DATA IN THIS EXERCISE Start Marker

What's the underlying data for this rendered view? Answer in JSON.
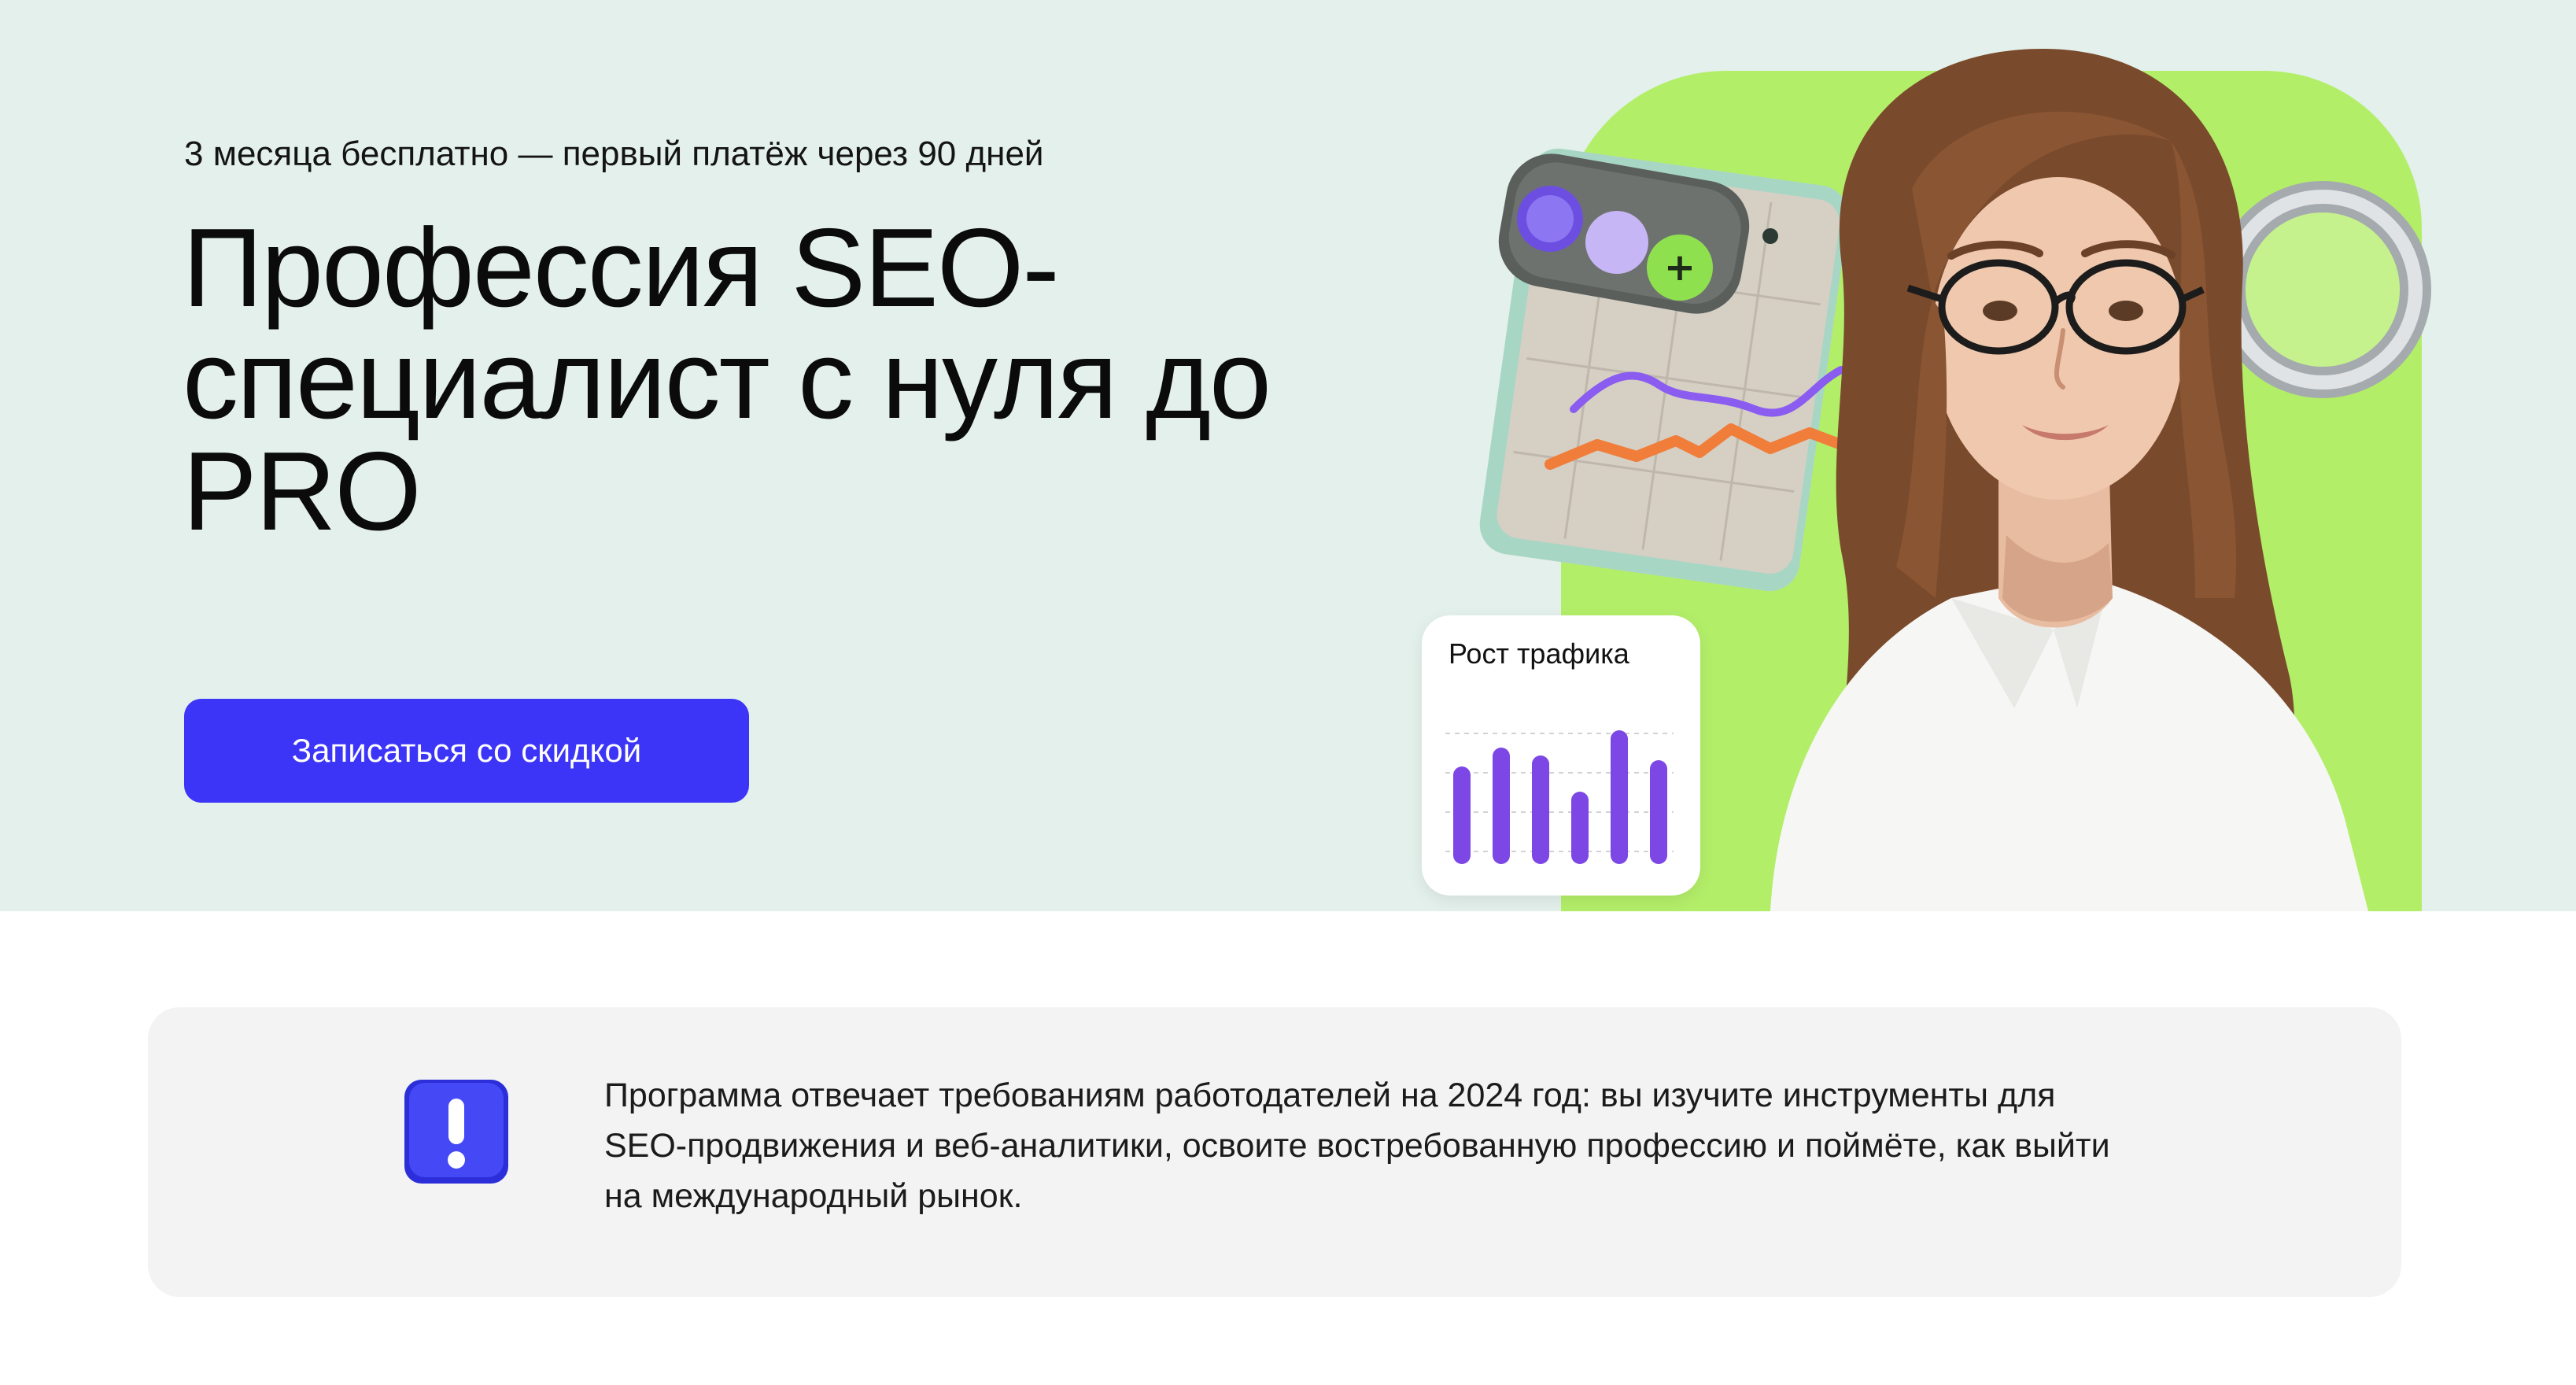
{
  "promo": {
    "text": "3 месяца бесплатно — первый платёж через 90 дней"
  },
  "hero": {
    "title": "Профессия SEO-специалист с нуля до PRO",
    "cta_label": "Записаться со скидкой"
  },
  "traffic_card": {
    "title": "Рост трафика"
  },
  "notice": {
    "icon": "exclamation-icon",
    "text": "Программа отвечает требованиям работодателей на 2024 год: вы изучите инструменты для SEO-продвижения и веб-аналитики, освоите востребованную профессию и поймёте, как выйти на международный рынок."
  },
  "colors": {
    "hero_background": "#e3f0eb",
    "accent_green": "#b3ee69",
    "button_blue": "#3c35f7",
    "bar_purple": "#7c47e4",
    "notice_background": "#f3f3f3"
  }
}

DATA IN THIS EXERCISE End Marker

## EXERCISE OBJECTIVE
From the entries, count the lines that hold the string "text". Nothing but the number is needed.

## SOLUTION TO THIS TASK
2